— WHAT THE TASK ASKS —
Copy each line below that includes "name".
== ENTRIES SUPPLIED ==
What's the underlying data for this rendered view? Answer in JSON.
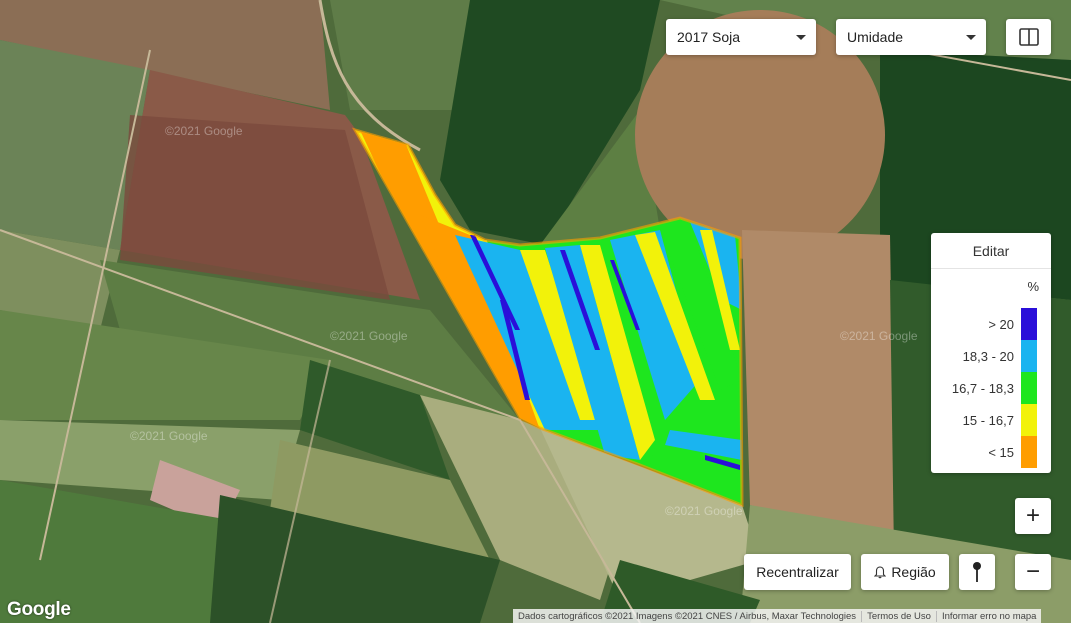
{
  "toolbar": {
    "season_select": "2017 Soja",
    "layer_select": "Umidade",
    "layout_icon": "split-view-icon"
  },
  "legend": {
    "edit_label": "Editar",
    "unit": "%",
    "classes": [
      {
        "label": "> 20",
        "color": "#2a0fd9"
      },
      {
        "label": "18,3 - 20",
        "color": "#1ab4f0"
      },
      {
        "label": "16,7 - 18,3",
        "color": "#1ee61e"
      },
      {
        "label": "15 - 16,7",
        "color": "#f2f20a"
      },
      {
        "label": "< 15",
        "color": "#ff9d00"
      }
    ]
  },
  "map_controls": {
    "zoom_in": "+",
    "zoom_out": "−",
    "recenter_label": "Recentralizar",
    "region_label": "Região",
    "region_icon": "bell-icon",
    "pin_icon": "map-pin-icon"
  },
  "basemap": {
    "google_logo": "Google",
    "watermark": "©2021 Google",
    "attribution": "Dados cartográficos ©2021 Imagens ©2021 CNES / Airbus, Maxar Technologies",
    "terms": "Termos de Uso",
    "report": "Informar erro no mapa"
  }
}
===
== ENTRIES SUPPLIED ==
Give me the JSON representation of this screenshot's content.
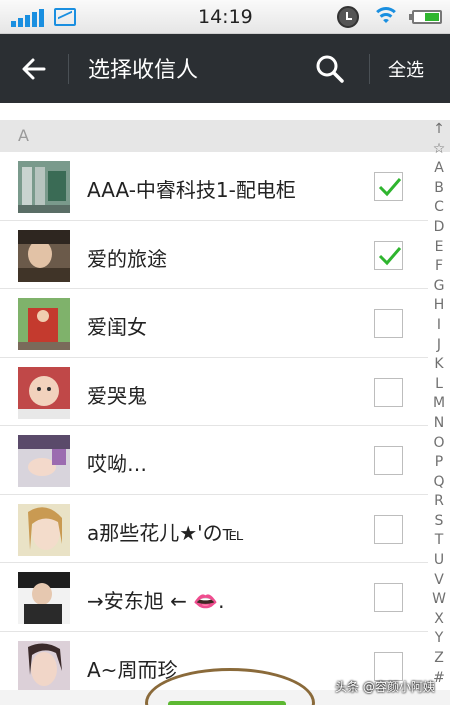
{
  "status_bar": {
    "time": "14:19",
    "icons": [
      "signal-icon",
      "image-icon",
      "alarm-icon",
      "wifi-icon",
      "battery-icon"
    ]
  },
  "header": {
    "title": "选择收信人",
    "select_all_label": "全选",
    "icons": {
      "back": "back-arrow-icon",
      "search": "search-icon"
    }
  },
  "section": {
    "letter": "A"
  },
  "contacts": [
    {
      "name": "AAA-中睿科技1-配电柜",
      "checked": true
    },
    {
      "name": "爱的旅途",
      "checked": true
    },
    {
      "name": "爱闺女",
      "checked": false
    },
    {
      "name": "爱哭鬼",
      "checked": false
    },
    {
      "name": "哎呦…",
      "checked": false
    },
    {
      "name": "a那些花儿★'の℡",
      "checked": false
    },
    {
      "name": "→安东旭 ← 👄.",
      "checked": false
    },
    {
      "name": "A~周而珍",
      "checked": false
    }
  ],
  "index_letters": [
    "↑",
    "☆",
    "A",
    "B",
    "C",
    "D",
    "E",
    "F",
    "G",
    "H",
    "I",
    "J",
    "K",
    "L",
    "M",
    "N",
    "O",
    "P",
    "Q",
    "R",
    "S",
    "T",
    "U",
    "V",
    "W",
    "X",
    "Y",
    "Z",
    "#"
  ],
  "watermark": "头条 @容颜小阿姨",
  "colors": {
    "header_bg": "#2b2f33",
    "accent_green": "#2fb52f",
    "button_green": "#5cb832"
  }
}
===
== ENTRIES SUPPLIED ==
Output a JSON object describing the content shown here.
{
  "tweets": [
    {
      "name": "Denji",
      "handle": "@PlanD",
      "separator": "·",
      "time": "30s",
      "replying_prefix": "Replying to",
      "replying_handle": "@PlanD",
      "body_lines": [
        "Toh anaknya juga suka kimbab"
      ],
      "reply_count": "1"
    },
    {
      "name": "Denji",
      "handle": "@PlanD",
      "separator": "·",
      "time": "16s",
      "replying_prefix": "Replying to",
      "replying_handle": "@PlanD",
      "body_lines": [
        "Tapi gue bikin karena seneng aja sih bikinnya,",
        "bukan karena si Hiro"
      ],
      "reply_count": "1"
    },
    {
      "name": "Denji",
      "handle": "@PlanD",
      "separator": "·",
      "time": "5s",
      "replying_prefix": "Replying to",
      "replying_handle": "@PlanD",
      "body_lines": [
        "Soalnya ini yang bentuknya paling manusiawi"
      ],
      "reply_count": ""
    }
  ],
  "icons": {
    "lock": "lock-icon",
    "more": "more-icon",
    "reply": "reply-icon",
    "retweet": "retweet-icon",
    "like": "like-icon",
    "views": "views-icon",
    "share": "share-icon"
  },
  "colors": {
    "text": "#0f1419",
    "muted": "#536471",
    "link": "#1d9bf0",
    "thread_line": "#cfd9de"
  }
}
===
— WRITTEN RESPONSE —
      "name": "AAA-中睿科技1-配电柜",
      "name": "爱的旅途",
      "name": "爱闺女",
      "name": "爱哭鬼",
      "name": "哎呦…",
      "name": "a那些花儿★'の℡",
      "name": "→安东旭 ← 👄.",
      "name": "A~周而珍",
      "name": "Denji",
      "name": "Denji",
      "name": "Denji",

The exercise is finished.